[ABOUT THIS TASK] Your answer should hold every line of the records below that contains the string "Tournament".

[DATA SHOWN]
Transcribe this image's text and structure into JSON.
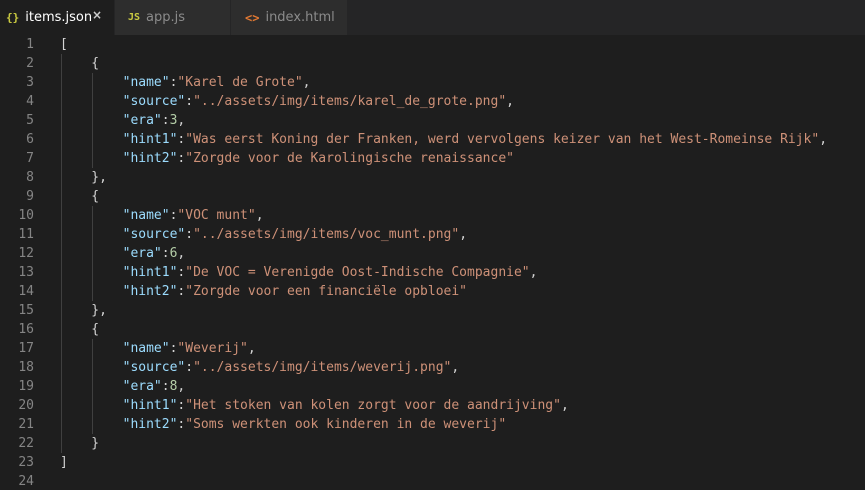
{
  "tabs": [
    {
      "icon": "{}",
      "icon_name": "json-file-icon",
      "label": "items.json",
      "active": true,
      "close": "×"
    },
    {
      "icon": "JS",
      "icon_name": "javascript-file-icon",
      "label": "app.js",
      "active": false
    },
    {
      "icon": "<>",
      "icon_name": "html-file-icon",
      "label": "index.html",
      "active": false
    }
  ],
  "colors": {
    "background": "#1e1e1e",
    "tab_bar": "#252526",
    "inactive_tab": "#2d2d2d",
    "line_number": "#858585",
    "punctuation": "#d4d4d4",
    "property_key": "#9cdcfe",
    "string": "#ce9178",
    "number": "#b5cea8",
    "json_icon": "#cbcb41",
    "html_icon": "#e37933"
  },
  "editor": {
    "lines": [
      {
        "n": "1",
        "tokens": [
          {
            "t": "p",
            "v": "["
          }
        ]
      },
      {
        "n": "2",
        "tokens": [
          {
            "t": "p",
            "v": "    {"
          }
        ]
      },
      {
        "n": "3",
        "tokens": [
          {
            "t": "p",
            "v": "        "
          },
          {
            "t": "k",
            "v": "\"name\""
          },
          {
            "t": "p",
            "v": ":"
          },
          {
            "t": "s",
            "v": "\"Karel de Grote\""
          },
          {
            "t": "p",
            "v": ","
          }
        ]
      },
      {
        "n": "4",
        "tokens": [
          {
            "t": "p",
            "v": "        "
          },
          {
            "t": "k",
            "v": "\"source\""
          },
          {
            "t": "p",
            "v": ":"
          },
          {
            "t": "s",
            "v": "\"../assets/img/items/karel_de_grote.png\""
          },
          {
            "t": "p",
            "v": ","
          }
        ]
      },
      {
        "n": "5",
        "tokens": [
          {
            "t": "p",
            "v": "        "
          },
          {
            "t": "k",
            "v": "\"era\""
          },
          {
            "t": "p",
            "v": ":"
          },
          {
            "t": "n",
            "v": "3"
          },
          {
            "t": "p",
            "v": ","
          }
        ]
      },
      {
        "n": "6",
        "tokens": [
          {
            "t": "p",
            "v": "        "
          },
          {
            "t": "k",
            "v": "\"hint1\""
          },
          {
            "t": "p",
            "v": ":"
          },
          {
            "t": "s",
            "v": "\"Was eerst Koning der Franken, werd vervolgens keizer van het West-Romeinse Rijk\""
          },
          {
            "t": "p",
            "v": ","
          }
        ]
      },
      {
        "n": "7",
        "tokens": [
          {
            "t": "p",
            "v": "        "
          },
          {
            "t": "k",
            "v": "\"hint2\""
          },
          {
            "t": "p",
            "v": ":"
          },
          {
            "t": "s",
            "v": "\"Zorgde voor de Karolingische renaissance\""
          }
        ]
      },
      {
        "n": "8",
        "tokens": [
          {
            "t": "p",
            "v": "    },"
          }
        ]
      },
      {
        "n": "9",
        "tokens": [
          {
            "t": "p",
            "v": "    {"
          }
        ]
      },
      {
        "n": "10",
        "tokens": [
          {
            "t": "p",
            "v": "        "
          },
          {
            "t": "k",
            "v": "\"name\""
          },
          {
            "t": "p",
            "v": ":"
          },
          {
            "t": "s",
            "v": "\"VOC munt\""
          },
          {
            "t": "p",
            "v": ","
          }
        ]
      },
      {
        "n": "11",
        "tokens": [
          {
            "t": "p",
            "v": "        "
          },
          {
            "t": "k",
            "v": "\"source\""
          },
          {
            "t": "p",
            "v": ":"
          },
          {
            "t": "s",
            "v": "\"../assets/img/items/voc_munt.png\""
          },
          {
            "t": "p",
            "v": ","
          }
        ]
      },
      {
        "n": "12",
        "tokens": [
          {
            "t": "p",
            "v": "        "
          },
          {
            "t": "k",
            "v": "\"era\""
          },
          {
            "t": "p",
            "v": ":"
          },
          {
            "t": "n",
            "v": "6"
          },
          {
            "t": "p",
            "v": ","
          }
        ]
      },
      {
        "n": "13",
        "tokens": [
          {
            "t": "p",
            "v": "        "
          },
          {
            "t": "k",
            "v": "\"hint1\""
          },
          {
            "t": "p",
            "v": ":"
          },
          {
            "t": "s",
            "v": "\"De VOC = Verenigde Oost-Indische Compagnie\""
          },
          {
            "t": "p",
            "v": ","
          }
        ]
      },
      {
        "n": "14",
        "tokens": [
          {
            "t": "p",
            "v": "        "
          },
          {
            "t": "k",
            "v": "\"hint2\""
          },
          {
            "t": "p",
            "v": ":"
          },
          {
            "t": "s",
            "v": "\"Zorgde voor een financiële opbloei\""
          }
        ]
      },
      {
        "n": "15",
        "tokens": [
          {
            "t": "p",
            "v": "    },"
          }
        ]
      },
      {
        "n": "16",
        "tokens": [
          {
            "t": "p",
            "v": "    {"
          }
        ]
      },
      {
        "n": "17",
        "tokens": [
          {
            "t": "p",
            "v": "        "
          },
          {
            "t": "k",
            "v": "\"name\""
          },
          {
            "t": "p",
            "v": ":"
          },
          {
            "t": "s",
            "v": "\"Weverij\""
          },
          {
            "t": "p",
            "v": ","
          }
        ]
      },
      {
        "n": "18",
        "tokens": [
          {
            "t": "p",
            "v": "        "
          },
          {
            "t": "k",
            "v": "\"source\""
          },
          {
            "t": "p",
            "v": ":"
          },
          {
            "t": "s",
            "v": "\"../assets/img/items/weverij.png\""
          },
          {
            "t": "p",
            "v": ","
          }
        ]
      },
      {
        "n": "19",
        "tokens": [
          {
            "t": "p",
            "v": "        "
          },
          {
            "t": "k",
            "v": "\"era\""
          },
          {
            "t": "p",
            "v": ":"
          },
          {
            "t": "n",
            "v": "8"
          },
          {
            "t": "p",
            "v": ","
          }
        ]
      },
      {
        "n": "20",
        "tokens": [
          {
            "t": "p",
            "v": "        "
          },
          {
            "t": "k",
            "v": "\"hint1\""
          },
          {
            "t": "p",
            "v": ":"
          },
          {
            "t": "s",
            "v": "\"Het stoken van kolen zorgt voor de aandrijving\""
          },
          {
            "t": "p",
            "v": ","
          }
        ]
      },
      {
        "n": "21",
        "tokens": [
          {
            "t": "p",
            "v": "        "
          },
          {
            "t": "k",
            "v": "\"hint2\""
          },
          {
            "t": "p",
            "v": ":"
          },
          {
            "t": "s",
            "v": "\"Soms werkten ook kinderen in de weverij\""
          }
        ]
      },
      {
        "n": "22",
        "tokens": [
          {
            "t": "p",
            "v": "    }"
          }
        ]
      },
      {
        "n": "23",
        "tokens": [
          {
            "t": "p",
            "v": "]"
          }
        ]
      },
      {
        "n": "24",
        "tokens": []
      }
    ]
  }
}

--

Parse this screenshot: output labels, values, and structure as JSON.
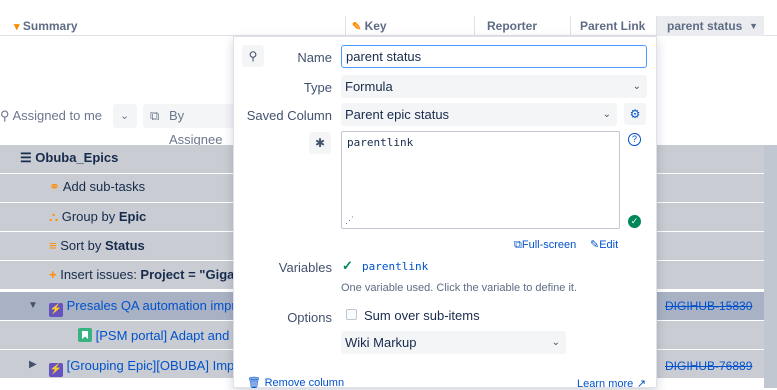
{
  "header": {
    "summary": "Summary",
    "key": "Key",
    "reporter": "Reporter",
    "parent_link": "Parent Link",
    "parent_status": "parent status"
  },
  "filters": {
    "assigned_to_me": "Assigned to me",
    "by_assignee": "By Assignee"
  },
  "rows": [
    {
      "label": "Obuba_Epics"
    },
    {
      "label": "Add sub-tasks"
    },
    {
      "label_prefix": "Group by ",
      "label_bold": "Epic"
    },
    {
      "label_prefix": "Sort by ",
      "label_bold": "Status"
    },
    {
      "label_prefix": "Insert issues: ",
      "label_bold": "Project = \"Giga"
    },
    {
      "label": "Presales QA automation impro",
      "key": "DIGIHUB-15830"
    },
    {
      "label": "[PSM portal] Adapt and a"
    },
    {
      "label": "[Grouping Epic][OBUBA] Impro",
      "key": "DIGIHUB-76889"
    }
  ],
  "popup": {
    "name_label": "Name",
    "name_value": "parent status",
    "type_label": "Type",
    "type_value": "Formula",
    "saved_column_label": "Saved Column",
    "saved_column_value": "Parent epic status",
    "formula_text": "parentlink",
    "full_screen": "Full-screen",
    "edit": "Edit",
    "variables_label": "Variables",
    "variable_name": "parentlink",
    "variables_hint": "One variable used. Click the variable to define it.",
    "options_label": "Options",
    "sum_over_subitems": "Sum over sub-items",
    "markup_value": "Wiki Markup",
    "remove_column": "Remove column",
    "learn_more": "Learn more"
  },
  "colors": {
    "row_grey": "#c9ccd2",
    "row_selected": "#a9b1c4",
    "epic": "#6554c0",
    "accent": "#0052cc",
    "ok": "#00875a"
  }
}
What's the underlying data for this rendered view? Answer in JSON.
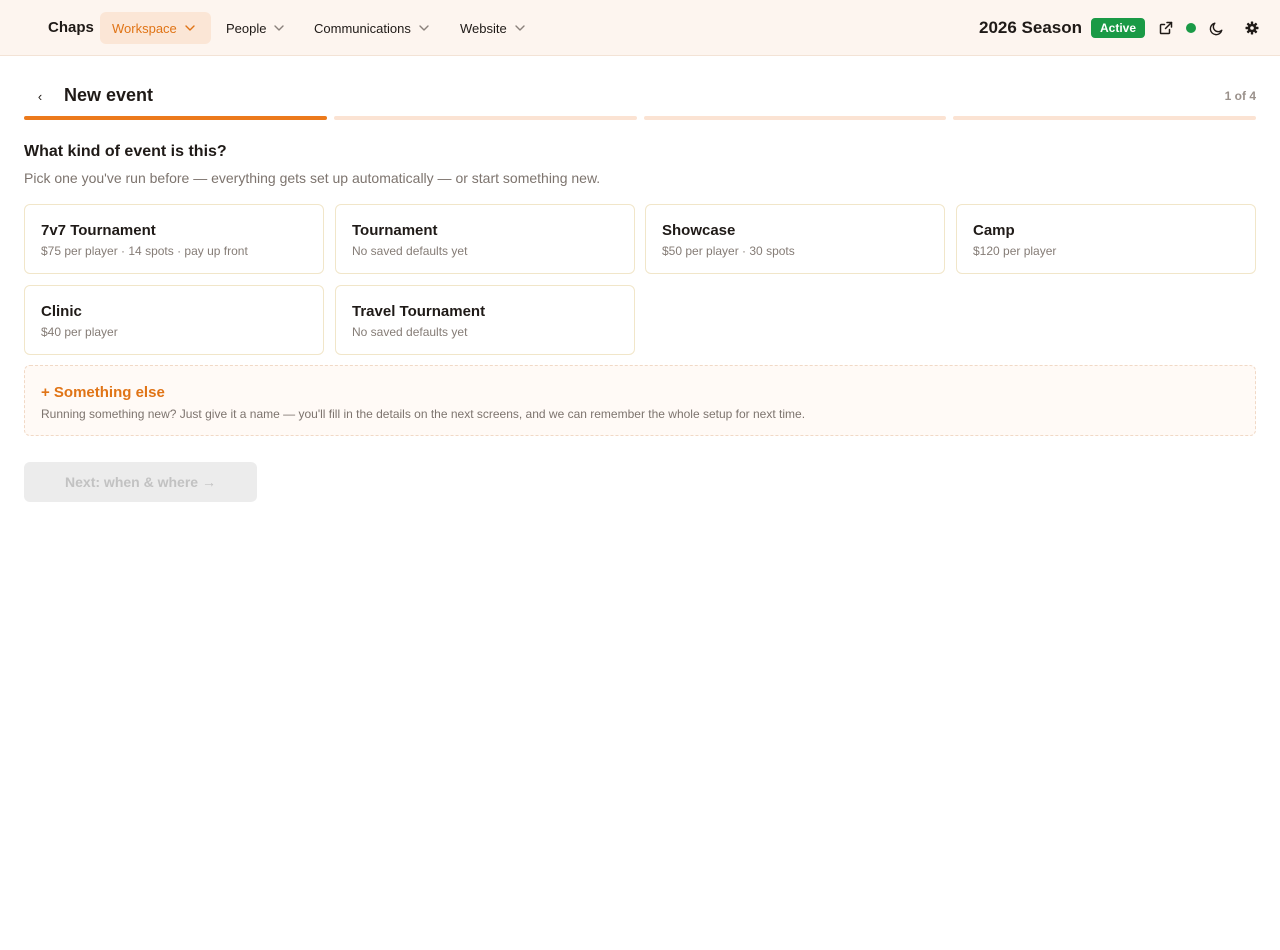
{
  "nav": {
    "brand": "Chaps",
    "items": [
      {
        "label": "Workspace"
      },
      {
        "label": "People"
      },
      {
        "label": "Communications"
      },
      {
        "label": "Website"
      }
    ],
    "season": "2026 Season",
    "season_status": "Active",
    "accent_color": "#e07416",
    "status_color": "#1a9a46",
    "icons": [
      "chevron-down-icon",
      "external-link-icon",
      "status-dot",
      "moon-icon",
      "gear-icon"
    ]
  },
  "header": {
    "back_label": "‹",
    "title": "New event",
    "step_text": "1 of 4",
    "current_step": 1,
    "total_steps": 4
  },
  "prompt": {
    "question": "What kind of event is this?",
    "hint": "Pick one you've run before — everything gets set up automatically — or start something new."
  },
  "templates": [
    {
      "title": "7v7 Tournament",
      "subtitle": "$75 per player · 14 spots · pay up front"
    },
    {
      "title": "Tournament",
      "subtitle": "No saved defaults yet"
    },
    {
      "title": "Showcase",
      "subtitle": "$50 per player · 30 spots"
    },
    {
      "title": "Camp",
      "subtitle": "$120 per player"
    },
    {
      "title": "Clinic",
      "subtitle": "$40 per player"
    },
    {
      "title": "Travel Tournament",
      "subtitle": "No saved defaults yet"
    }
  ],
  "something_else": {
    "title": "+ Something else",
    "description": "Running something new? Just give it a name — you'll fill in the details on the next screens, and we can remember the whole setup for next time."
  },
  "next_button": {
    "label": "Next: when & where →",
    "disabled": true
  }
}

[ANSWER FOR THIS EXERCISE]
      "title": "7v7 Tournament",
      "title": "Tournament",
      "title": "Travel Tournament",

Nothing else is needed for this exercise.